--- WHAT YOU ARE ASKED TO DO ---
In the entries that follow, how many lines include the string "name"? The answer is the number only.

--- Dataset rows describing interfaces ---
----

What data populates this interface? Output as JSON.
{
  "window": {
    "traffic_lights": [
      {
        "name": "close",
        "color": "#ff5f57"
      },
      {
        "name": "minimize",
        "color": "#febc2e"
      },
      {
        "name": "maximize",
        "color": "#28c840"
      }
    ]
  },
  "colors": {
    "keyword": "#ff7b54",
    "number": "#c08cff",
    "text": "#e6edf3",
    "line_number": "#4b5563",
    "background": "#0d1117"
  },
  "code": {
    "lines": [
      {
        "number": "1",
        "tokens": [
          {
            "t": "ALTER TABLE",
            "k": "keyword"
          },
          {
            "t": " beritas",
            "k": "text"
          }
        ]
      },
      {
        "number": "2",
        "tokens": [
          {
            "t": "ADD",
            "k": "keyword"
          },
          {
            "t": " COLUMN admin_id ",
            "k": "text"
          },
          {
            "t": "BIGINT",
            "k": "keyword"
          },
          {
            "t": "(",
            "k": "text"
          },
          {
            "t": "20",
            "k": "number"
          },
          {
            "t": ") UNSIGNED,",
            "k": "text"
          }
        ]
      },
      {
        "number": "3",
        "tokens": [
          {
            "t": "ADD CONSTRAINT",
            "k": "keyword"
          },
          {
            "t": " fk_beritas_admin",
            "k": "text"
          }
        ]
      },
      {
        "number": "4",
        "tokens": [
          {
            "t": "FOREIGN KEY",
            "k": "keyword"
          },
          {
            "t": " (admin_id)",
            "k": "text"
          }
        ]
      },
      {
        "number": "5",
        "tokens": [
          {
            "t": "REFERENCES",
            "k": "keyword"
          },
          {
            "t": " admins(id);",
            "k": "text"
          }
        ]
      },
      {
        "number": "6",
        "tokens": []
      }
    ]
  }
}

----

--- EXERCISE RESPONSE ---
3